Evolution of the Insertion-Deletion Mutation Rate Across the Tree of Life


Mutations are the ultimate source of variation used for evolutionary adaptation, while also being predominantly deleterious and a source of genetic disorders. Understanding the rate of insertion-deletion mutations (indels) is essential to understanding evolutionary processes, especially in coding regions, where such mutations can disrupt production of essential proteins. Using direct estimates of indel rates from 14 phylogenetically diverse eukaryotic and bacterial species, along with measures of standing variation in such species, we obtain results that imply an inverse relationship of mutation rate and effective population size. These results, which corroborate earlier observations on the base-substitution mutation rate, appear most compatible with the hypothesis that natural selection reduces mutation rates per effective genome to the point at which the power of random genetic drift (approximated by the inverse of effective population size) becomes overwhelming.
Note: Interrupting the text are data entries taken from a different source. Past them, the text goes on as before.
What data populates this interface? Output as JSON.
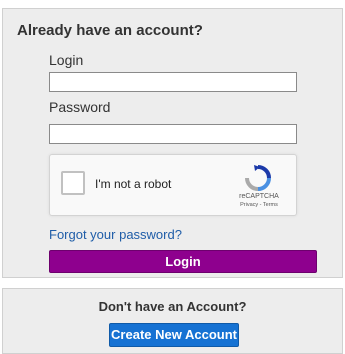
{
  "login_panel": {
    "heading": "Already have an account?",
    "login_label": "Login",
    "login_value": "",
    "password_label": "Password",
    "password_value": "",
    "captcha": {
      "checkbox_label": "I'm not a robot",
      "brand": "reCAPTCHA",
      "links": "Privacy - Terms",
      "checked": false
    },
    "forgot_link": "Forgot your password?",
    "login_button": "Login"
  },
  "signup_panel": {
    "heading": "Don't have an Account?",
    "create_button": "Create New Account"
  },
  "colors": {
    "login_button_bg": "#8e008e",
    "create_button_bg": "#1672d3",
    "link": "#1f5da8",
    "panel_bg": "#ededed"
  },
  "icons": {
    "captcha_logo": "recaptcha-logo-icon"
  }
}
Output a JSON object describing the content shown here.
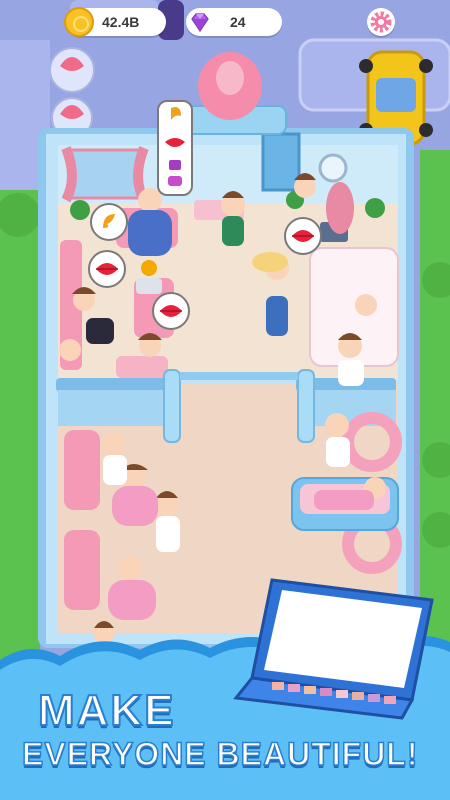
{
  "hud": {
    "coins": "42.4B",
    "gems": "24",
    "coin_icon": "coin-icon",
    "gem_icon": "diamond-icon",
    "settings_icon": "gear-icon"
  },
  "banner": {
    "line1": "MAKE",
    "line2": "EVERYONE BEAUTIFUL!"
  },
  "bubbles": [
    {
      "icon": "lips-icon"
    },
    {
      "icon": "hair-icon"
    },
    {
      "icon": "lips-icon"
    },
    {
      "icon": "lips-icon"
    },
    {
      "icon": "lips-icon"
    },
    {
      "icon": "hair-icon"
    },
    {
      "icon": "lips-icon"
    }
  ],
  "colors": {
    "accent": "#2b7ed0",
    "floor": "#f3e3d3",
    "wall": "#9fd0f0",
    "grass": "#5cc24f",
    "pink": "#f59ab6"
  }
}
Given the substantial differences in DNA metabolism pathways that give rise to these two types of mutations, this consistency of results raises the possibility that refinement of other molecular and cellular traits may be inversely related to species-specific levels of random genetic drift.


Citation: Sung, W., Ackerman, M. S., Dillon, M. M., Platt, T. G., Fuqua, C., Cooper, V. S., & Lynch, M. (2016). Evolution of the Insertion-Deletion Mutation Rate Across the Tree of Life. G3-Genes Genomes Genetics, 6(8), 2583-2591. doi:10.1534/g3.116.030890/-/DC1


Insertion-Deletion Mutation Rate, Mutation-Rate Evolution, Drift, Barrier, Mutation Accumulation, De-Novo Mutations